While hiking the trail I had plenty of time for contemplation and yet very little of it was of a spiritual kind. It was more concrete – “If I eat half of my trail mix now then I won’t have to carry it up the next mountain,” or “Gee that hot spot on my foot is really starting to hurt – do I even have another Band-aide?” But when we scaled Mt. Greylock on our fourth day, more tired yet also more capable of endurance, the trail, which at times had seemed brutally punishing and downright ugly – seemed to take on a dewy glow – all beautiful moss and breeze filled vistas. When we reached the shelter, I lay in my personal little haven (a one person tent with sleeping pad under the trees) utterly spent, with no strength left and dozed off into a twilight sleep before dinner. During that sleep I had the distinct impression of a presence bearing the message to, “Leave behind the burden. Let it go here on the top of the mountain.” I woke from my nap with a strong feeling of energy and a memory of the message, which I knew was not literal or referring to the “beast” on my back, but rather figurative referring to the “beasts” I carried up the mountain in my heart. I went through my Reiki meditations in a manner more profound than I have recently experienced and ritually cleansed myself of various hurts, injustices and trials I had been holding onto. I literally dispelled these problems through my fingertips into the wind on top of Mt. Greylock.

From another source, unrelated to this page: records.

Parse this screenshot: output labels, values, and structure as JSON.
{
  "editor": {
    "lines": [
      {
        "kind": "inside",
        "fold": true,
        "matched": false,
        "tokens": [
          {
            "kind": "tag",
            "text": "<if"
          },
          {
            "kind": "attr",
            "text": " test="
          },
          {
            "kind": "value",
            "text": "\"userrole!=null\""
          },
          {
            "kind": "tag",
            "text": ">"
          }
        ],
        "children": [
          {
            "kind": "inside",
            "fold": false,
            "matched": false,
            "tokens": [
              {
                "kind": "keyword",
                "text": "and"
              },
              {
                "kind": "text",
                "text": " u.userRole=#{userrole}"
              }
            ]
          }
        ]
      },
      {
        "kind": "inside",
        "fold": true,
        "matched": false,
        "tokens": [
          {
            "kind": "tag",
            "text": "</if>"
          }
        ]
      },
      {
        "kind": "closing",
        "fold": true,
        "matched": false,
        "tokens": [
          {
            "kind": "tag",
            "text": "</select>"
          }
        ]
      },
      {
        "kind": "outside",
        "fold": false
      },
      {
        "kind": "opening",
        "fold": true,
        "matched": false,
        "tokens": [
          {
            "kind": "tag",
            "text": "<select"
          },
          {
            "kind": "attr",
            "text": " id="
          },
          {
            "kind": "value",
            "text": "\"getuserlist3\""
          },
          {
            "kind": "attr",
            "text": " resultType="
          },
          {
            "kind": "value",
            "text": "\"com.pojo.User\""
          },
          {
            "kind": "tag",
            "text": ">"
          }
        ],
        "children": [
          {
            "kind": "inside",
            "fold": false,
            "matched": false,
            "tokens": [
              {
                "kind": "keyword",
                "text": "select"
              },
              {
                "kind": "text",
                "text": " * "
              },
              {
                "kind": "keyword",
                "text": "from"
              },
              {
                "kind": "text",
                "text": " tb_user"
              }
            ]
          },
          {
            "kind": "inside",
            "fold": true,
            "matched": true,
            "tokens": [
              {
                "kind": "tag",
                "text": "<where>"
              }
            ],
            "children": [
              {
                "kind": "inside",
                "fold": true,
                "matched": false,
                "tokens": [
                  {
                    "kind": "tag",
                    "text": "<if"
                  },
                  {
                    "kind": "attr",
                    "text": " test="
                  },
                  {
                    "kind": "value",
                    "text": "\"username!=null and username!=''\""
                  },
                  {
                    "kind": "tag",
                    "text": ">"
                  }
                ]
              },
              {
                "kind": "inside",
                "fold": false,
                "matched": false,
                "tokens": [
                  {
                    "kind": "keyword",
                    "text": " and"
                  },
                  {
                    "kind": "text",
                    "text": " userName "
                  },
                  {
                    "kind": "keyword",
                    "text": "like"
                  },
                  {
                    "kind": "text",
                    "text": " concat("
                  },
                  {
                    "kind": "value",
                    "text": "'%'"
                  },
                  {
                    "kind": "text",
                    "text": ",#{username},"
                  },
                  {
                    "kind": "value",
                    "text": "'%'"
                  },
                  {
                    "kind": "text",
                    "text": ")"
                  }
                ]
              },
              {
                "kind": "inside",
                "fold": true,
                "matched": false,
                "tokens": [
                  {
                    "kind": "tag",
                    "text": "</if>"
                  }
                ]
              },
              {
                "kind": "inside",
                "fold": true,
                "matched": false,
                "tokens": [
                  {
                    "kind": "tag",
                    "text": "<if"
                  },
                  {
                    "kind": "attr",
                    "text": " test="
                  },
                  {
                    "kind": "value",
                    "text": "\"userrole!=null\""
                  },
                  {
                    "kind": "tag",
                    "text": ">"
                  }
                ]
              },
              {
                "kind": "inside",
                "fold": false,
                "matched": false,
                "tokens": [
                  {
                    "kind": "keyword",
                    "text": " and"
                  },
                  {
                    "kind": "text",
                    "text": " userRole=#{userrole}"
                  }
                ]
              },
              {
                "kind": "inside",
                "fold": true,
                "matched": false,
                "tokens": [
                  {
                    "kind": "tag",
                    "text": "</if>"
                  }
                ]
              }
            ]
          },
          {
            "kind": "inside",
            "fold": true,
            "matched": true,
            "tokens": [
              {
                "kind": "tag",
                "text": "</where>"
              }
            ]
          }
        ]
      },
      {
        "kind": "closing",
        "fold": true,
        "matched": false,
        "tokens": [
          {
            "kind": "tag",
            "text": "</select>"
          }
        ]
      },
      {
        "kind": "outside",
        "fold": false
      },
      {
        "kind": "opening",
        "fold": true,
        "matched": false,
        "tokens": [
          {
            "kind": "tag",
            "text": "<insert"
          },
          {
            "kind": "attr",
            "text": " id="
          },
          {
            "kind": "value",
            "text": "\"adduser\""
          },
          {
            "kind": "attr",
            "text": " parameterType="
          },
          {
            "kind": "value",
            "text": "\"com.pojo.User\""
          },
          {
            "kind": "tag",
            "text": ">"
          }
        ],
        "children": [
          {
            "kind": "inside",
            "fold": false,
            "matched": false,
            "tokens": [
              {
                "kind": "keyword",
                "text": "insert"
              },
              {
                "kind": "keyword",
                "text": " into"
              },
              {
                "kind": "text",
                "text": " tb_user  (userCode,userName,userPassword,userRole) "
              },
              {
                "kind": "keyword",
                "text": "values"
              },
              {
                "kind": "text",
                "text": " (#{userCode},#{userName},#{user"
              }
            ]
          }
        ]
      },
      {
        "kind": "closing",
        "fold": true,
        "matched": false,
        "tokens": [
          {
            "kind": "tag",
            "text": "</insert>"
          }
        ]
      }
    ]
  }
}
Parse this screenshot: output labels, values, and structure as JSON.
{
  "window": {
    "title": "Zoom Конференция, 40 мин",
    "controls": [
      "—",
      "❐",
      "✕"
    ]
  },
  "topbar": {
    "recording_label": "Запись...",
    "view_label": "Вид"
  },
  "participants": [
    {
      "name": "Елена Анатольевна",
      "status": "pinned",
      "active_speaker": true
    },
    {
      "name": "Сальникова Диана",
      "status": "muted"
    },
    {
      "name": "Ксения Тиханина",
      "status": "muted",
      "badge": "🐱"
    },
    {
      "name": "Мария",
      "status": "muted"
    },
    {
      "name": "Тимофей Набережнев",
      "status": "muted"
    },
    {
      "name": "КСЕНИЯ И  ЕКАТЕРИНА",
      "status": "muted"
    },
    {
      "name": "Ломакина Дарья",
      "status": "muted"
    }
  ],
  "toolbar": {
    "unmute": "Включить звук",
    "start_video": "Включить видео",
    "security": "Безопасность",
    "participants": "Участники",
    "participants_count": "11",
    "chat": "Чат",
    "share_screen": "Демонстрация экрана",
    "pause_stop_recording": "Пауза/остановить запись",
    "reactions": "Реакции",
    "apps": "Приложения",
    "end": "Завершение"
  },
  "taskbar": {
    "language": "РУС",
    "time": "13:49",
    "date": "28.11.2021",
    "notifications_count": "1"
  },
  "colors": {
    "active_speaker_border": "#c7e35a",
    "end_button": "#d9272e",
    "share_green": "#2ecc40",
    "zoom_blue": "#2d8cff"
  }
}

Despite the scars and the toil, the grueling hours on the trail had taught me. They had brought me to centered place in my mind. Three months later, I am no longer so daunted by tasks that confront me whether they are walking 3 miles to the local store or negotiating difficult emotional tangles that occur with clients, students or my own family. My hours on the trail have taught me that “one foot in front of the other” eventually leads you to the goal if you can just believe in your ability to get there. I can literally walk from one mountaintop to another and see the valley below me in between. I am stronger and more capable of weathering highs and lows and much more capable than I imagined myself to be. And that has been enormously empowering.
Those of us who work in the mental health profession, with clients who are often over whelmed by the chaos of their lives and bewildering, debilitating symptoms, do well to remember the metaphor of “one step at a time” or even “baby steps” toward change. Every step counts and should be applauded. Each leads to another, and another and then eventually to forward movement. Dr. David Burns, author of Feeling Good: The New Mood Therapy – a self-help guide for Cognitive Behavioral techniques, describes exposure therapy this way, “Patients with anxiety or phobias confront their greatest fears and realize they can survive and thrive” (Strauss, 2013). Recently I attended training for Mindfulness Based Stress Reduction, a meditative technique pioneered by John Kabat Zinn, which reminded me of the purpose of being in the moment and being really present in your body. He speaks of walking meditation, which makes one mindful of each step and our connection to the earth. Getting myself out on the trail – even a daily run around my block where I can attend to the steady beat of my heart and sound of my breath, has changed the rhythm and focus of my life. It does not have to be a hike on the Appalachian Trail or El Camino de Santiago, but a habit of physical journeying, can provide emotional and spiritual space. I highly recommend it.